Environmental Philosophy: An Introduction

by Dr Simon James

2015, Polity Press, 240pp 

ISBN: 9780745645469

Climate change, habitat loss, rising extinction rates - such problems call for more than just new policies and practices. They raise fundamental questions about the world and our place in it. What, for instance, is the natural world? Do we humans belong to it? Which parts of it are we morally obliged to protect?

Drawing on an exceptionally wide range of sources, from virtue ethics to Buddhism, leading environmental philosopher Simon P. James sets out to answer these vitally important questions.

The book begins with a discussion of animal minds, before moving on to explore our moral relations with non-human organisms, ecosystems and the earth as a whole. James then considers environmental aesthetics, humanity's place in the natural world and the question of what it means to be wild. In the concluding chapter, he applies his findings to the topic of global climate change, building a strong moral case for urgent action.
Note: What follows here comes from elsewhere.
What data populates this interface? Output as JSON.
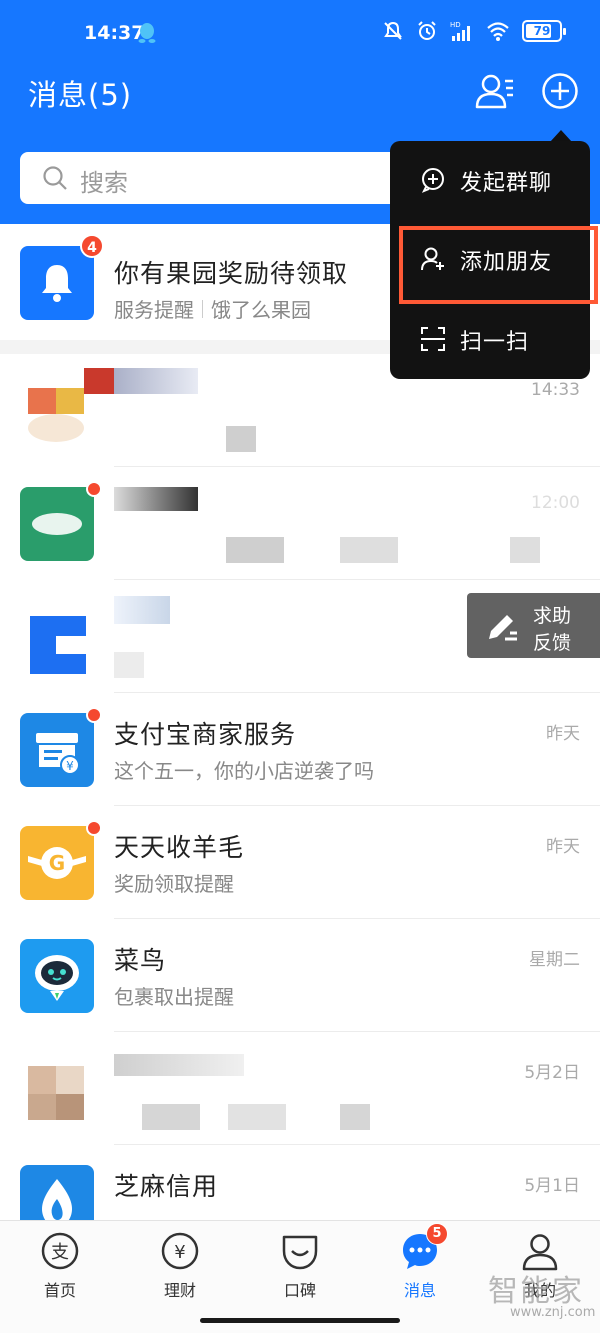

This accessible, entertainingly written book will be essential reading for students of the environment across the humanities and social sciences. It will, moreover, be an ideal guide for anyone keen to deepen their understanding of environmental issues.


Staff Research Interests

Research Group Staff  Research Interests
Dr Chris Cowie
  • Moral Philosophy 
  • Population Ethics 
  • Epistemology  
  • Space Exploration
Professor Matthew Eddy
  • History and Philosophy of:
  • Science & Technology
  • Climate & the Environment
  • Race & Politics
  • Gender & Sexuality
  • Science & Religion
Dr David Faraci
  • Metaethics
  • Epistemology
  • Applied Ethics (esp. Business Ethics)
  • Moral Responsibility
Professor Andy Hamilton
  • Aesthetics
  • Wittgenstein
  • History of 19th and 20th century philosophy
  • Political Philosophy especially liberalism and conservatism
  • Philosophy of mind especially self-consciousness
Dr Simon James
  • Environmental philosophy
  • Existential phenomenology
  • Buddhist philosophy
Professor Geoffrey Scarre
  • Moral responsibility
  • Utilitarianism
  • Death
  • Forgiveness
  • Evil
  • John Stuart Mill
  • Ethics of Archaeology
Dr Benedict Smith
  • Moral Philosophy
  • Philosophy of Mind
  • Phenomenology
  • Wittgenstein
  • Philosophy of Medicine
Dr Richard Stopford
  • Aesthetics
  • Adorno
  • Critical Theory
  • Post-Kantian Philosophy
  • Contemporary Metaphysics